Background and Organization
- What does 3G stand for?
- Can you tell me about the organization?
- How was the group started?
- How does the organization run?
- How does one become a member of the organization? Are there dues?
- Is the group only for grandchildren of Holocaust survivors? What age-range is the group?
- Are members mostly secular, or religious?
Events and Meetings
- Tell me about these discussions you have. What sort of things do you discuss?
- Is there a 2G group in New York?
3G stands for the third generation since the Holocaust, which consists mostly of grandchildren and younger children of Holocaust survivors. The term was derived from “2G,” a term children of survivors have used to describe their generation.
3GNY’s mission is to keep the history of the Holocaust alive. We must ensure that others understand the human face of the Holocaust, as well as its details, its place in Jewish history and how it is viewed and discussed today. We are the last living link to survivors. It is primarily through us that future generations will hear the actual stories of our grandparents’ survival. We feel a deep commitment to know and tell these stories, and to place them within the greater context of the Holocaust. 3GNY also raises awareness about human rights issues and genocide – past and present. To accomplish this, 3GNY creates forums where members meet, learn, connect and share ideas. Founded in 2005 with a group of six, 3GNY’s membership now exceeds 800. 3GNY organizes diverse programming, including museum tours, film screenings, theatre engagements, discussion groups, book readings, visits and dialogue with survivors, Shabbat dinners, Jewish cultural events, intergenerational gatherings, genealogy workshops and field trips.
Daniel Brooks, who is a grandson of four Holocaust survivors, grew up feeling a strong connection to his family’s history and wanted to explore what this connection meant. In 2005, he attended a 2G meeting where he noticed others his age, who also felt we should have our own group. What formed was a group of individuals in their 20s and 30s, who didn’t previously know each other, worked in different fields and grew up with different levels of religious observance.
3GNY is a 501(c)3 non-profit organization. We are run by a steering committee of volunteers who dedicate large amounts of time, energy and resources to ensure that the organization runs efficiently. All members of the steering committee grew up feeling a strong connection to their families’ history and want to explore what this connection meant.
3GNY does not receive funding from any organizations. We rely on donations from those who support our mission.
Donations are essential to our continued programming. Donations can be made through our website and checks can be sent to our PO Box.
Anyone who is interested in 3GNY can subscribe to receive our emails. They are then considered a member of the organization. Through our listserv, we notify members of upcoming events. There are currently no membership dues; however, some events require a nominal fee.

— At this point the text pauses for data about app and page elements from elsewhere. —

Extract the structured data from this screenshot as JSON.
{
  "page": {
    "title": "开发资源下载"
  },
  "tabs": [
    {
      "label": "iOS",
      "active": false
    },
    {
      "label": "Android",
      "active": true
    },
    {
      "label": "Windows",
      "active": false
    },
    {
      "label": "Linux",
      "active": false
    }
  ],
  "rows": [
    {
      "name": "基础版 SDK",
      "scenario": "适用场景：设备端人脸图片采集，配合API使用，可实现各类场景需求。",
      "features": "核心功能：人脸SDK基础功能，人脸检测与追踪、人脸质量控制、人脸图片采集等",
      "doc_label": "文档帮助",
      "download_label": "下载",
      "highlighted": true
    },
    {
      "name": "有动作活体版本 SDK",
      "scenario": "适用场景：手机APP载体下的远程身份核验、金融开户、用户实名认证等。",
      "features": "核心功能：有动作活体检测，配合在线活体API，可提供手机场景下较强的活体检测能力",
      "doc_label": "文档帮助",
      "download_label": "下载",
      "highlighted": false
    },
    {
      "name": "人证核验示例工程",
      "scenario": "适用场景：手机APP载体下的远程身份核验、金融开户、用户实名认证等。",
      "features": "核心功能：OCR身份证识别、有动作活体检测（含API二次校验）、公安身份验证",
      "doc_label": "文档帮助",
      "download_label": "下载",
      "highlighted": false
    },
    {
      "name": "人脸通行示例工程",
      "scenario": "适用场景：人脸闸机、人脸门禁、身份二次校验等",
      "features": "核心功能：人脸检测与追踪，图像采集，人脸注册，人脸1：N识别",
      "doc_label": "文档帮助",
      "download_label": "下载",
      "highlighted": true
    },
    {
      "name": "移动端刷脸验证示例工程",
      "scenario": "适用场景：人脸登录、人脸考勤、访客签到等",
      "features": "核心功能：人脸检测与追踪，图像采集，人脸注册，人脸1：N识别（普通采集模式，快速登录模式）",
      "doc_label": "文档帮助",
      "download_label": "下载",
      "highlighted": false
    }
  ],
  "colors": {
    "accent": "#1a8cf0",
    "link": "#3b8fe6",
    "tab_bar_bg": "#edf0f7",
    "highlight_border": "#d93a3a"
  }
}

Anyone who is interested in becoming a member of 3GNY is welcome. Shabbat dinners and happy hours are geared more for 20s-30s, while educational and awareness events are open to all.
3GNY members are of different religious backgrounds. Catered events are kosher.
3GNY is constantly looking for opportunities to support and partner with the survivor community. Since our group’s founding, we have served as ushers at the last three Annual Gatherings of Remembrance; we make sure to have a large presence of young people in attendance. We have teamed up with Blue Card and Selfhelp, two organizations providing services to survivors. We participate in coffee houses for survivors, organized by Selfhelp.
We hold our annual intergenerational brunch where we invite survivors from our families and the community. We have access to a database of survivor speakers who are happy to speak to our members about their experiences.
3GNY organizes diverse programming, including museum tours, film screenings, theatre engagements, discussion groups, visits and dialogue with survivors, Darfur awareness events, Shabbat dinners, cultural events, intergenerational events, genealogy workshops and field trips.
We’ve held events all over Manhattan, including the JCC on 76th Street, 92Y-Tribeca, the Jewish Heritage Museum in Battery Park, the Fifth Avenue Synagogue, Jewish Enrichment Center, The Village Temple, 49 Grove, and Black Door Bar. Often the event will dictate the space.
As Jews, we know there’s no better way to address difficult and profound issues than by getting together for coffee and cake. Since this past January, this is what we do every few weeks: try to answer questions that are difficult to resolve and virtually unasked in a public forum. We share personal stories and anecdotes, including family stories…we laugh, occasionally cry and connect on a level that’s new to many of us.
There are a variety of groups in New York. We suggest emailing your query to email@example.com for more information.
We encourage all levels of involvement. Please do not hesitate to email firstname.lastname@example.org with your personal queries, from programming suggestions to family testimonies to activism. The best way to start getting involved is by attending an event. We welcome your presence!
Please email email@example.com if you have any additional questions that were not addressed here.